### WORK REQUIRED
Each entry must be restated exactly as it appears.

### SOURCE DATA
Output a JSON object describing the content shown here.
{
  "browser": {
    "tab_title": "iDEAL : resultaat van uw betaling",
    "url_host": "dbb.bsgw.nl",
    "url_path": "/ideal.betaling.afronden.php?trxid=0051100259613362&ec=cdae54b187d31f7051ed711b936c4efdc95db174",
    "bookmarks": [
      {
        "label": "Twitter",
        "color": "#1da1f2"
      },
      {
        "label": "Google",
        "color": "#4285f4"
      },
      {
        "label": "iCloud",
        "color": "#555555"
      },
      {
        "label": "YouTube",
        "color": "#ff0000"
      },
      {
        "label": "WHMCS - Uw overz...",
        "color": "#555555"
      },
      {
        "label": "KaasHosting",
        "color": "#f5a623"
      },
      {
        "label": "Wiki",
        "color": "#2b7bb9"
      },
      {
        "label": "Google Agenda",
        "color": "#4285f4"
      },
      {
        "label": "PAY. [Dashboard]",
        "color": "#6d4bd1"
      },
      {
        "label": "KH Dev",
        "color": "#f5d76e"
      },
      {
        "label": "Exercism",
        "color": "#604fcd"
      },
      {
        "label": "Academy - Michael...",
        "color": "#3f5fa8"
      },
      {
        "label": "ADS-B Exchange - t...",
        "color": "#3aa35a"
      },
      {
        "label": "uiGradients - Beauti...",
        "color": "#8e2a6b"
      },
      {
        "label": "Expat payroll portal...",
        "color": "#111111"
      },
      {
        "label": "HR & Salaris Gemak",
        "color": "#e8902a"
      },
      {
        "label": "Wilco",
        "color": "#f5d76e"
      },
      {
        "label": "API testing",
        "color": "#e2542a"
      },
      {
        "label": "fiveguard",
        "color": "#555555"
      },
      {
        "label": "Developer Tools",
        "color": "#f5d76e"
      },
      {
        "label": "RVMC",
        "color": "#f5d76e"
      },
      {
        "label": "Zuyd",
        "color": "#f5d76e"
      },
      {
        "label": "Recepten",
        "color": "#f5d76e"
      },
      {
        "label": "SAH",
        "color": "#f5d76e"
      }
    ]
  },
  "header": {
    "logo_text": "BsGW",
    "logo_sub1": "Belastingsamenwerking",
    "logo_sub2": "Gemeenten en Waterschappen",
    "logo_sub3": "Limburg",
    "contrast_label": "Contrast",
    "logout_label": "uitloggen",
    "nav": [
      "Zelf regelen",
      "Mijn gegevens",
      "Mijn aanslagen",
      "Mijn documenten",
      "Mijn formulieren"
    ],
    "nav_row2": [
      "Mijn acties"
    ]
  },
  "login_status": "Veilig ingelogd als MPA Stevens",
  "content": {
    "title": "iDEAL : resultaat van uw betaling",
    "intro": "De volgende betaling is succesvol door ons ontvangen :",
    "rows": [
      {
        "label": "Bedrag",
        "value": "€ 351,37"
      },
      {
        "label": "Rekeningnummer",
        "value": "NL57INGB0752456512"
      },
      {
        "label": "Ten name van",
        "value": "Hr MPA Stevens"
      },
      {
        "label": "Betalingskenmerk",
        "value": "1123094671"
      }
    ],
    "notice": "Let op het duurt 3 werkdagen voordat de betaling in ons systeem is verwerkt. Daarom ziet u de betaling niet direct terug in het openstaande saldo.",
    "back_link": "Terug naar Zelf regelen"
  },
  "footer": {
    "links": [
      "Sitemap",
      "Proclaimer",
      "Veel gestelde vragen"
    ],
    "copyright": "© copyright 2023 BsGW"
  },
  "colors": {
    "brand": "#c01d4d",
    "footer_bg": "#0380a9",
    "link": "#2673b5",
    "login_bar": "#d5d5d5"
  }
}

### YOUR RESPONSE
Output a JSON object describing the content shown here.
{
  "browser": {
    "tab_title": "iDEAL : resultaat van uw betaling",
    "url_host": "dbb.bsgw.nl",
    "url_path": "/ideal.betaling.afronden.php?trxid=0051100259613362&ec=cdae54b187d31f7051ed711b936c4efdc95db174",
    "bookmarks": [
      {
        "label": "Twitter",
        "color": "#1da1f2"
      },
      {
        "label": "Google",
        "color": "#4285f4"
      },
      {
        "label": "iCloud",
        "color": "#555555"
      },
      {
        "label": "YouTube",
        "color": "#ff0000"
      },
      {
        "label": "WHMCS - Uw overz...",
        "color": "#555555"
      },
      {
        "label": "KaasHosting",
        "color": "#f5a623"
      },
      {
        "label": "Wiki",
        "color": "#2b7bb9"
      },
      {
        "label": "Google Agenda",
        "color": "#4285f4"
      },
      {
        "label": "PAY. [Dashboard]",
        "color": "#6d4bd1"
      },
      {
        "label": "KH Dev",
        "color": "#f5d76e"
      },
      {
        "label": "Exercism",
        "color": "#604fcd"
      },
      {
        "label": "Academy - Michael...",
        "color": "#3f5fa8"
      },
      {
        "label": "ADS-B Exchange - t...",
        "color": "#3aa35a"
      },
      {
        "label": "uiGradients - Beauti...",
        "color": "#8e2a6b"
      },
      {
        "label": "Expat payroll portal...",
        "color": "#111111"
      },
      {
        "label": "HR & Salaris Gemak",
        "color": "#e8902a"
      },
      {
        "label": "Wilco",
        "color": "#f5d76e"
      },
      {
        "label": "API testing",
        "color": "#e2542a"
      },
      {
        "label": "fiveguard",
        "color": "#555555"
      },
      {
        "label": "Developer Tools",
        "color": "#f5d76e"
      },
      {
        "label": "RVMC",
        "color": "#f5d76e"
      },
      {
        "label": "Zuyd",
        "color": "#f5d76e"
      },
      {
        "label": "Recepten",
        "color": "#f5d76e"
      },
      {
        "label": "SAH",
        "color": "#f5d76e"
      }
    ]
  },
  "header": {
    "logo_text": "BsGW",
    "logo_sub1": "Belastingsamenwerking",
    "logo_sub2": "Gemeenten en Waterschappen",
    "logo_sub3": "Limburg",
    "contrast_label": "Contrast",
    "logout_label": "uitloggen",
    "nav": [
      "Zelf regelen",
      "Mijn gegevens",
      "Mijn aanslagen",
      "Mijn documenten",
      "Mijn formulieren"
    ],
    "nav_row2": [
      "Mijn acties"
    ]
  },
  "login_status": "Veilig ingelogd als MPA Stevens",
  "content": {
    "title": "iDEAL : resultaat van uw betaling",
    "intro": "De volgende betaling is succesvol door ons ontvangen :",
    "rows": [
      {
        "label": "Bedrag",
        "value": "€ 351,37"
      },
      {
        "label": "Rekeningnummer",
        "value": "NL57INGB0752456512"
      },
      {
        "label": "Ten name van",
        "value": "Hr MPA Stevens"
      },
      {
        "label": "Betalingskenmerk",
        "value": "1123094671"
      }
    ],
    "notice": "Let op het duurt 3 werkdagen voordat de betaling in ons systeem is verwerkt. Daarom ziet u de betaling niet direct terug in het openstaande saldo.",
    "back_link": "Terug naar Zelf regelen"
  },
  "footer": {
    "links": [
      "Sitemap",
      "Proclaimer",
      "Veel gestelde vragen"
    ],
    "copyright": "© copyright 2023 BsGW"
  },
  "colors": {
    "brand": "#c01d4d",
    "footer_bg": "#0380a9",
    "link": "#2673b5",
    "login_bar": "#d5d5d5"
  }
}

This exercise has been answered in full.